WORK TO BE COMPLETED:
Scan the records for "title" and copy each line that contains it.

Dataset items:
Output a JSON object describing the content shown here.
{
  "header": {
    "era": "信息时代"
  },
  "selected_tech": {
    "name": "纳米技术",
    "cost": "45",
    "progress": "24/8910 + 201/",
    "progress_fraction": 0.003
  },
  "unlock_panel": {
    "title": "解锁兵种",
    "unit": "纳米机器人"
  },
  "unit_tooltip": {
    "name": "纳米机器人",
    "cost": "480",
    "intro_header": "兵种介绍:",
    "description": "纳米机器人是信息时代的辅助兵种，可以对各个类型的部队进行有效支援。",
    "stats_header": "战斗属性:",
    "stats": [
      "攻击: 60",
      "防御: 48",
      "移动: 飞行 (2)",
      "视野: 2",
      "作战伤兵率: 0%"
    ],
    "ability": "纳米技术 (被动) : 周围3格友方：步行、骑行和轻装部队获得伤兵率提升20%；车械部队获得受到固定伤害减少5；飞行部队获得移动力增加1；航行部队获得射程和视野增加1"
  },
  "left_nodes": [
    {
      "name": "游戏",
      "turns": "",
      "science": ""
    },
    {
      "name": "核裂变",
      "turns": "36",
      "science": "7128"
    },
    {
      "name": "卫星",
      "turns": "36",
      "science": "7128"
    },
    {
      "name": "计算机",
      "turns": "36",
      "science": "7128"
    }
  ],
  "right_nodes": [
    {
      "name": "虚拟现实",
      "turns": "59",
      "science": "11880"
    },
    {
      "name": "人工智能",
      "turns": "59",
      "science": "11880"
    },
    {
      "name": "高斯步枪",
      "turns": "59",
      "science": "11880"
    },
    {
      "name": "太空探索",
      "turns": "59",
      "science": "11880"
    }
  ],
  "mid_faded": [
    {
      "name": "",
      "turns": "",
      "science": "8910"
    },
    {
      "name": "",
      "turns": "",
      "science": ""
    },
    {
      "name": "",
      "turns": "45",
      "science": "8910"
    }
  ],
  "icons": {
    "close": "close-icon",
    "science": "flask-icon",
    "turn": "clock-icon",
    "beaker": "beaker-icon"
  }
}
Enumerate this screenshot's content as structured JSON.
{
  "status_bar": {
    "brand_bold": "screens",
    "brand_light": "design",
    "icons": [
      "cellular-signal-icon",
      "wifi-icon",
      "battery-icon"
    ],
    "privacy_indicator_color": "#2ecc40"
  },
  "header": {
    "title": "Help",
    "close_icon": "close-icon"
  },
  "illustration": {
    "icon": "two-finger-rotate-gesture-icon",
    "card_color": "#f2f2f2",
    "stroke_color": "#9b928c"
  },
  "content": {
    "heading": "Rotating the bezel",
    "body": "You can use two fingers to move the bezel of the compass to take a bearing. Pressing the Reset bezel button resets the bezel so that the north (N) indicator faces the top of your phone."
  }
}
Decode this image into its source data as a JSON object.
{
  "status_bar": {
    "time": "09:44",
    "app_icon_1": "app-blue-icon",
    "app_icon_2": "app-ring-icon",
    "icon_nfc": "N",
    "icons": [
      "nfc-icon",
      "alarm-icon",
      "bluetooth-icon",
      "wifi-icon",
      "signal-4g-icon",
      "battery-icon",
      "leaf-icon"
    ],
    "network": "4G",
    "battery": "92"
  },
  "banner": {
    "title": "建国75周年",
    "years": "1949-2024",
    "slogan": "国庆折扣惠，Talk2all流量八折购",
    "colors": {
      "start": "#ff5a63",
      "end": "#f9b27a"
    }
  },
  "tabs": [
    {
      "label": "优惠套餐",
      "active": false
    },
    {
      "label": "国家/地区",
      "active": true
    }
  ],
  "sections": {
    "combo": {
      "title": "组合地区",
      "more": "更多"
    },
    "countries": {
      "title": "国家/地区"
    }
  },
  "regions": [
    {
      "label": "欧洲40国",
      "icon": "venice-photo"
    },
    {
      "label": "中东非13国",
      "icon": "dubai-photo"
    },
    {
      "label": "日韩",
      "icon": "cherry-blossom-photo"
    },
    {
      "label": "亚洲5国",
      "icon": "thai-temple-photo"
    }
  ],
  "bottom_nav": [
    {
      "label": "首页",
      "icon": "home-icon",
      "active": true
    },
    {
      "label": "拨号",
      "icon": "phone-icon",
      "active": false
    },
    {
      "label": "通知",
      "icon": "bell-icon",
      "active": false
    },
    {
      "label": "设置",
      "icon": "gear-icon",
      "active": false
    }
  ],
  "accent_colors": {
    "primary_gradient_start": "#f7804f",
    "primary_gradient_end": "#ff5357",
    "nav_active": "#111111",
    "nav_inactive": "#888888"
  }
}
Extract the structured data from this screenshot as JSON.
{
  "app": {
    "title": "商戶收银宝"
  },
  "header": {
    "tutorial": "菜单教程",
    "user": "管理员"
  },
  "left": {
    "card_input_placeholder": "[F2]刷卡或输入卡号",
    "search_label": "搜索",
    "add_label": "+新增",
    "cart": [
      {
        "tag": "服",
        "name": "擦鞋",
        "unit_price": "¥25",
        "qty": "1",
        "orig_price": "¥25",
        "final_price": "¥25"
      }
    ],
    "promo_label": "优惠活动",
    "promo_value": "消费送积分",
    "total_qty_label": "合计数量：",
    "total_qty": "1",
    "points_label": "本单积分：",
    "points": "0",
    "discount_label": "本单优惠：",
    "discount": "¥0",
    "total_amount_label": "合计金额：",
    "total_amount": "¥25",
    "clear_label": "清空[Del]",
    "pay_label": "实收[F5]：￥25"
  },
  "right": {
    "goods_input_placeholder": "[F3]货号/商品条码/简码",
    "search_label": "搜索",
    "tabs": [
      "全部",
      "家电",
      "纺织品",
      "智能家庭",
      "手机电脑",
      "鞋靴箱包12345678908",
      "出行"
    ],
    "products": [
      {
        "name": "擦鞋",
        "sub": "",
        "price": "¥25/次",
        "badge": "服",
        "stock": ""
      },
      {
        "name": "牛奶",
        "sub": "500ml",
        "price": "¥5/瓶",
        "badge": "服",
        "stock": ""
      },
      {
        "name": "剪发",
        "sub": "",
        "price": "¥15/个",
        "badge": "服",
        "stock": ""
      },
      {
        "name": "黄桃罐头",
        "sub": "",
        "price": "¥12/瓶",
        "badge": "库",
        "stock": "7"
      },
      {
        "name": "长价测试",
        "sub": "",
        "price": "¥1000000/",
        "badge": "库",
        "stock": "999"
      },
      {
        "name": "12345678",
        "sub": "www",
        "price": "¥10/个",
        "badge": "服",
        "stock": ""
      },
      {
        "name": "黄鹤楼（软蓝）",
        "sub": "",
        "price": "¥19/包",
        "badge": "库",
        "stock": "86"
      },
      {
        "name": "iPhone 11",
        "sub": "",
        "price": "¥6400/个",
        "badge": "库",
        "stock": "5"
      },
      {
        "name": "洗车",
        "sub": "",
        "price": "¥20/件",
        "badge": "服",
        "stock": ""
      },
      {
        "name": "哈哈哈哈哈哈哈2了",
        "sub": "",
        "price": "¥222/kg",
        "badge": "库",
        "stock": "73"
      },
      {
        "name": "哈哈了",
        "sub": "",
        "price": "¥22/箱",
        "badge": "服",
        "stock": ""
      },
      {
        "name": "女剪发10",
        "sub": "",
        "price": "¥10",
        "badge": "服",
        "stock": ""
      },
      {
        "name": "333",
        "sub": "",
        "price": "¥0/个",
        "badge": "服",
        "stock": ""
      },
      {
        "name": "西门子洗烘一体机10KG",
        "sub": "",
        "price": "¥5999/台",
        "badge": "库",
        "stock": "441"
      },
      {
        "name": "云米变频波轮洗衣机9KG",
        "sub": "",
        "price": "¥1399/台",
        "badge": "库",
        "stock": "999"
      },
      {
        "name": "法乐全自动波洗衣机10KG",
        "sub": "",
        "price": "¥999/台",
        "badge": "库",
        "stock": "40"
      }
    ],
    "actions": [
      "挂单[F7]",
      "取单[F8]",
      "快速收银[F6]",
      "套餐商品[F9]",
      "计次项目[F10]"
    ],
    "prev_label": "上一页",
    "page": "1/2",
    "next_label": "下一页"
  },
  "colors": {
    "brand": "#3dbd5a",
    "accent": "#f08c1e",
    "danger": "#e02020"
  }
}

RESPONSE:
    "title": "解锁兵种",
    "title": "Help",
    "title": "建国75周年",
      "title": "组合地区",
      "title": "国家/地区"
    "title": "商戶收银宝"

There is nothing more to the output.